Die körperlichen Anzeichen bei akutem Nierenversagen sind (mit Ausnahme der Harnproduktion) zunächst eher unspezifisch. Aus diesem Grund werden bei Patient*innen neben der Anamnese insbesondere Blut- und Urinproben zur Diagnose herangezogen. So werden die Kreatinin- und Harnstoffwerte überprüft. Im Urin werden Eiweißwerte sowie Harnsedimente bestimmt.

Je nach vermuteter Ursache können auch eine Ultraschalluntersuchung der Nieren und der Harnwege sowie eine Gewebeprobe aus der Niere vorgenommen werden.

Stadien des akuten Nierenversagens

Die akute Niereninsuffizienz wird zunächst in eine Form mit Oligurie (verminderter Harnproduktion) und eine Form ohne Oligurie unterteilt.

Darüber hinaus unterscheidet man drei Stadien, die anhand der Parameter der sogenannten RIFLE- und AKIN-Kriterien bestimmt werden.

Stadium 1

The creatinine measured in the blood serum has increased by at least 0.3 milligrams per deciliter of blood serum in the last 48 hours, or there has been a 1.5 to 1.9-fold increase in the creatinine value compared to the baseline value.

The urine excreted within six to twelve hours was less than 0.5 millilitres per kilogram of body weight.

 

Stadium 2

Serum creatinine increased by 2 to 2.9 times the baseline value.

The amount of urine excreted in the last six to twelve hours was 0.3 millilitres per kilogram of body weight.

Stadium 3

The measured creatinine level in the blood increased by over three times the baseline value or to at least 4 milligrams per deciliter of blood serum.

The amount of urine was less than 0.3 millilitres per kilogram of body weight for 24 hours.

Treatment for acute renal failure

If treated in time, acute kidney failure can often be cured entirely – however, if treatment is started too late, kidney failure can be fatal. Treatment depends on the type and stage of the disease. Acute kidney failure is an emergency, which is why emergency services should always be called if the disease is suspected.

The underlying disease is treated in the hospital – for example, kidney stones or infections are removed. The circulation must also be stabilized. If there is a loss of blood or fluid, this is compensated. Urine excretion and volume status (in the case of overhydration) are monitored.

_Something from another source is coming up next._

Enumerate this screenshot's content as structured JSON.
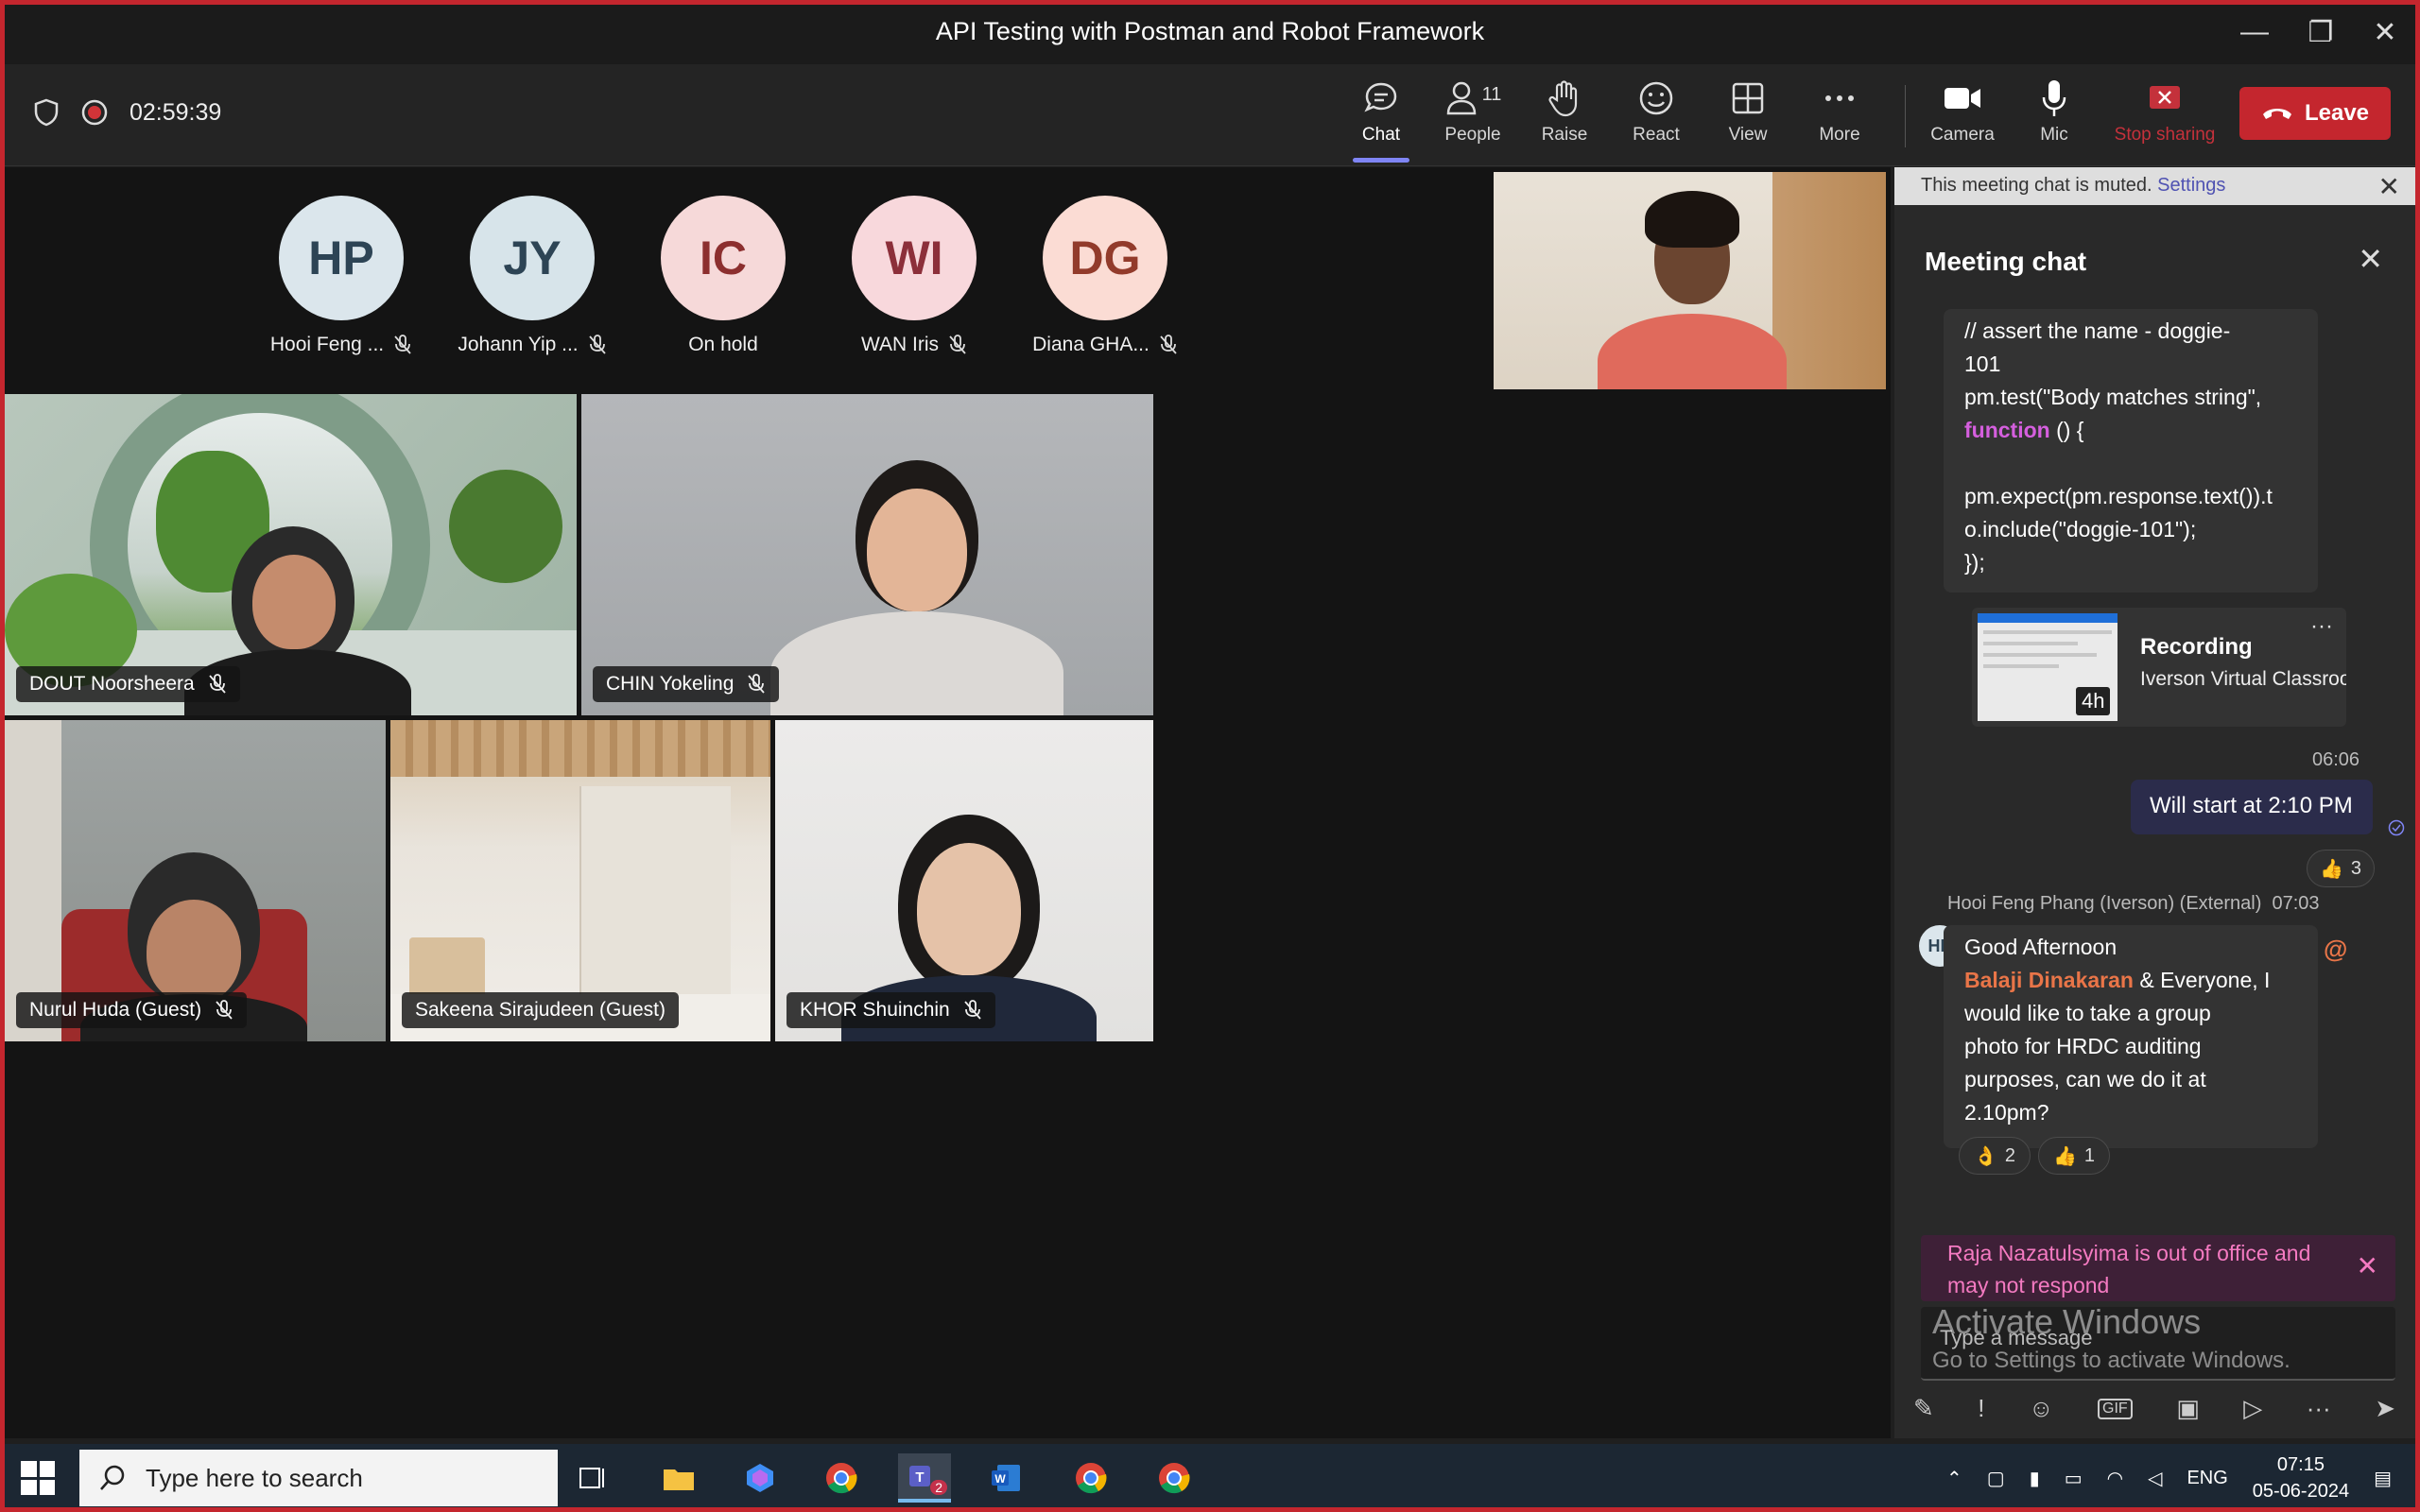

In addition, symptomatic therapy is carried out with medications such as dopamine and the hormone ANP to improve blood flow to the kidneys and promote the excretion of urine via the kidneys. From stage 2 onwards, temporary dialysis (renal replacement therapy) is often required. The international KDIGO recommendations (“Kidney Disease – Improving Global Outcomes”) guide treating doctors.

 

Prognosis: How often does death occur?

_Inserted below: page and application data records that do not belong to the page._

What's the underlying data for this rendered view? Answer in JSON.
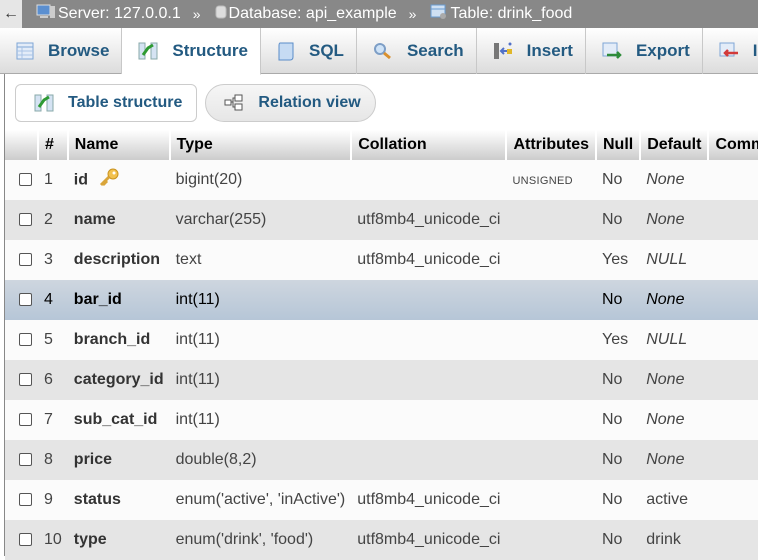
{
  "breadcrumb": {
    "back_label": "←",
    "items": [
      {
        "icon": "server-icon",
        "label": "Server: 127.0.0.1"
      },
      {
        "icon": "database-icon",
        "label": "Database: api_example"
      },
      {
        "icon": "table-icon",
        "label": "Table: drink_food"
      }
    ],
    "separator": "»"
  },
  "tabs": [
    {
      "icon": "browse-icon",
      "label": "Browse",
      "active": false
    },
    {
      "icon": "structure-icon",
      "label": "Structure",
      "active": true
    },
    {
      "icon": "sql-icon",
      "label": "SQL",
      "active": false
    },
    {
      "icon": "search-icon",
      "label": "Search",
      "active": false
    },
    {
      "icon": "insert-icon",
      "label": "Insert",
      "active": false
    },
    {
      "icon": "export-icon",
      "label": "Export",
      "active": false
    },
    {
      "icon": "import-icon",
      "label": "Import",
      "active": false
    }
  ],
  "subtabs": [
    {
      "icon": "structure-icon",
      "label": "Table structure"
    },
    {
      "icon": "relation-icon",
      "label": "Relation view"
    }
  ],
  "table": {
    "headers": [
      "",
      "#",
      "Name",
      "Type",
      "Collation",
      "Attributes",
      "Null",
      "Default",
      "Comments"
    ],
    "rows": [
      {
        "num": "1",
        "name": "id",
        "primary_key": true,
        "type": "bigint(20)",
        "collation": "",
        "attributes": "UNSIGNED",
        "null": "No",
        "default": "None",
        "default_italic": true
      },
      {
        "num": "2",
        "name": "name",
        "primary_key": false,
        "type": "varchar(255)",
        "collation": "utf8mb4_unicode_ci",
        "attributes": "",
        "null": "No",
        "default": "None",
        "default_italic": true
      },
      {
        "num": "3",
        "name": "description",
        "primary_key": false,
        "type": "text",
        "collation": "utf8mb4_unicode_ci",
        "attributes": "",
        "null": "Yes",
        "default": "NULL",
        "default_italic": true
      },
      {
        "num": "4",
        "name": "bar_id",
        "primary_key": false,
        "type": "int(11)",
        "collation": "",
        "attributes": "",
        "null": "No",
        "default": "None",
        "default_italic": true,
        "hovered": true
      },
      {
        "num": "5",
        "name": "branch_id",
        "primary_key": false,
        "type": "int(11)",
        "collation": "",
        "attributes": "",
        "null": "Yes",
        "default": "NULL",
        "default_italic": true
      },
      {
        "num": "6",
        "name": "category_id",
        "primary_key": false,
        "type": "int(11)",
        "collation": "",
        "attributes": "",
        "null": "No",
        "default": "None",
        "default_italic": true
      },
      {
        "num": "7",
        "name": "sub_cat_id",
        "primary_key": false,
        "type": "int(11)",
        "collation": "",
        "attributes": "",
        "null": "No",
        "default": "None",
        "default_italic": true
      },
      {
        "num": "8",
        "name": "price",
        "primary_key": false,
        "type": "double(8,2)",
        "collation": "",
        "attributes": "",
        "null": "No",
        "default": "None",
        "default_italic": true
      },
      {
        "num": "9",
        "name": "status",
        "primary_key": false,
        "type": "enum('active', 'inActive')",
        "collation": "utf8mb4_unicode_ci",
        "attributes": "",
        "null": "No",
        "default": "active",
        "default_italic": false
      },
      {
        "num": "10",
        "name": "type",
        "primary_key": false,
        "type": "enum('drink', 'food')",
        "collation": "utf8mb4_unicode_ci",
        "attributes": "",
        "null": "No",
        "default": "drink",
        "default_italic": false
      }
    ]
  },
  "colors": {
    "topbar": "#888888",
    "link": "#235a81",
    "row_even": "#e5e5e5",
    "row_hover": "#c1cedb"
  }
}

The prognosis is usually only good once the disease that caused the condition has been overcome, as the tissue changes usually regress after acute renal failure. If the cause cannot be controlled, however, the mortality rate is very high, mainly if there are severe pre-existing conditions or other organs have been damaged. It is estimated that one in two people treated for acute renal failure dies. However, the actual cause of death is often the underlying disease that led to the renal failure.

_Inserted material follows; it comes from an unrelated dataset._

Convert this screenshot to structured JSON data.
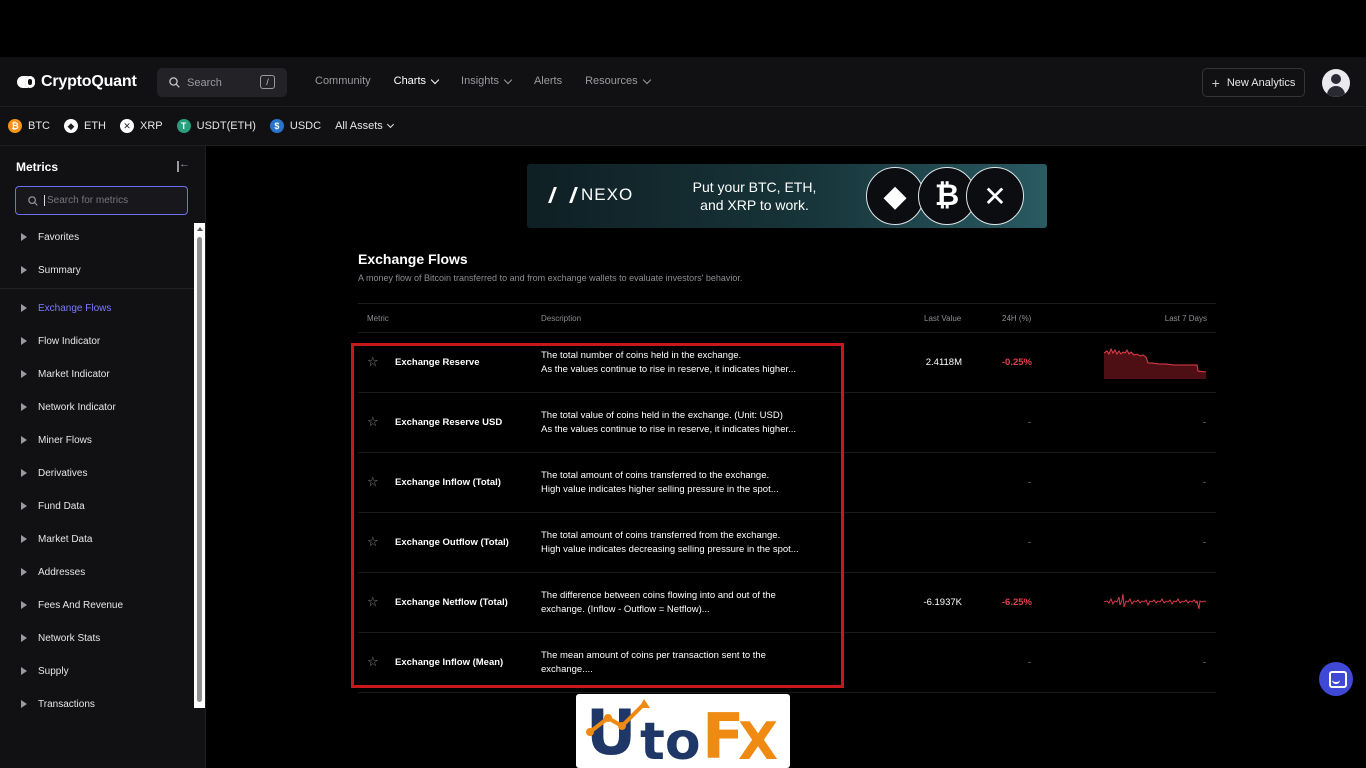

In general, the prognosis is better if no oliguria has occurred. In some cases, permanent impairment of kidney function in the form of chronic kidney failure can be the result of acute kidney failure.

 

 

Similar Posts

Leave a Reply

Your email address will not be published. Required fields are marked *